1819 New Zealand was declared a dependency of New South Wales by Gov. Macquarie. In 1823 the jurisdiction of the Courts of NSW was extended to New Zealand.
1830Wesleyan mission was established.
1837 The New Zealand Company, formed by Edward Gibbon Wakefield, was established to aid in the settlement of British subjects at New Zealand.
1838A French Catholic mission was founded.
1840 The Treaty of Waitangi, New Zealand's founding document, was signed on 6 February by Maori chieftains and representatives of the British Crown.
First New Zealand Company settlers arrived.
1841 New Zealand was declared a separate British colony, independent of New South Wales.
1843-72 New Zealand Wars. Maori lost the rights to much of their native land.
New Zealand divided into the two provinces of New Munster and New Ulster, which divided the North Island in half.
1852 New Zealand granted self-rule by the British government.
New Zealand was divided into six provinces of Auckland, Taranaki, Wellington, Nelson, Canterbury and Otago, and the old province names ceased to be used. Four later provinces created were Hawke’s Bay, Marborough, Southland, and Westland.
Gold discovered at Coromandel.
1854 Latter-day Saint missionaries arrived, preaching mainly among the European settlers.
1861Gold discovered in Otago.
1864Gold rush on the West Coast.
1865 Native Land Court established.
1867 Gold rush in Thames.
1876 Abolition of the provinces in favor of elected local government borough and county councils.
1893New Zealand women were given the right to vote.
1899 New Zealanders participated with Britain in the Boer (South African) War.
1907 New Zealand was granted Dominion status within the British Commonwealth.
1914-1918 World War I; New Zealand contingents including the Pioneer Maori Battalion participated.
1939-1945 World War II; New Zealand contingents including the famed 28th (Maori) Battalion participated.
1947New Zealand gains full independence from Britain.
1958The New Zealand Temple and the Church College of New Zealand in Hamilton were dedicated.
The Family History Library has several published histories for New Zealand. You can find histories by looking in the FamilySearch Catalog under:
NEW ZEALAND - HISTORY
Local Histories[edit | edit source]
Some of the most valuable sources for family history research are local histories. Local histories should be studied and enjoyed for the background information they can provide about your ancestors’ life-styles and the communities and environment in which they lived. They describe the settlement of an area and the founding of local churches, schools, and businesses. You can also find mention of early settlers, soldiers, and civil officials, and histories of local families. Even if your ancestor is not listed, information on other relatives may provide important clues. A local history may suggest other records to search.

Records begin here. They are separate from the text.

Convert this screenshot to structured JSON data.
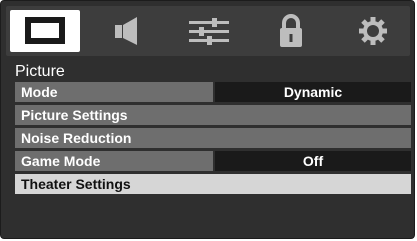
{
  "tabs": [
    {
      "icon": "picture-icon",
      "active": true
    },
    {
      "icon": "speaker-icon",
      "active": false
    },
    {
      "icon": "sliders-icon",
      "active": false
    },
    {
      "icon": "lock-icon",
      "active": false
    },
    {
      "icon": "gear-icon",
      "active": false
    }
  ],
  "section_title": "Picture",
  "menu": [
    {
      "label": "Mode",
      "value": "Dynamic"
    },
    {
      "label": "Picture Settings"
    },
    {
      "label": "Noise Reduction"
    },
    {
      "label": "Game Mode",
      "value": "Off"
    },
    {
      "label": "Theater Settings",
      "selected": true
    }
  ],
  "colors": {
    "panel": "#2f2f2f",
    "row": "#6e6e6e",
    "value_bg": "#1a1a1a",
    "selected": "#d6d6d6"
  }
}
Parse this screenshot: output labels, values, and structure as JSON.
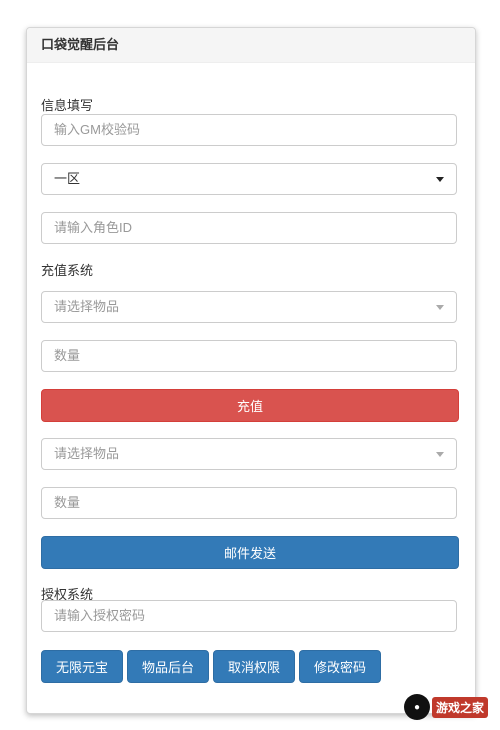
{
  "panel": {
    "title": "口袋觉醒后台"
  },
  "info": {
    "section_label": "信息填写",
    "gm_code_placeholder": "输入GM校验码",
    "server_selected": "一区",
    "role_id_placeholder": "请输入角色ID"
  },
  "recharge": {
    "section_label": "充值系统",
    "item_placeholder": "请选择物品",
    "quantity_placeholder": "数量",
    "recharge_button": "充值"
  },
  "mail": {
    "item_placeholder": "请选择物品",
    "quantity_placeholder": "数量",
    "send_button": "邮件发送"
  },
  "auth": {
    "section_label": "授权系统",
    "password_placeholder": "请输入授权密码",
    "buttons": [
      "无限元宝",
      "物品后台",
      "取消权限",
      "修改密码"
    ]
  },
  "watermark": {
    "text": "游戏之家"
  },
  "colors": {
    "danger": "#d9534f",
    "primary": "#337ab7"
  }
}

In New Zealand, local histories are found at the archives and libraries which are listed in New Zealand Archives and Libraries. The Family History Library has several local histories for towns and areas of New Zealand. They can be found in the Place Search of the FamilySearch Catalog under:
NEW ZEALAND - [TOWN] - HISTORY
External Links[edit | edit source]
- The New Zealand Ministry of Culture and Heritage website for history is http://www.nzhistory.net.nz/
- For a brief overview, visit http://history-nz.org/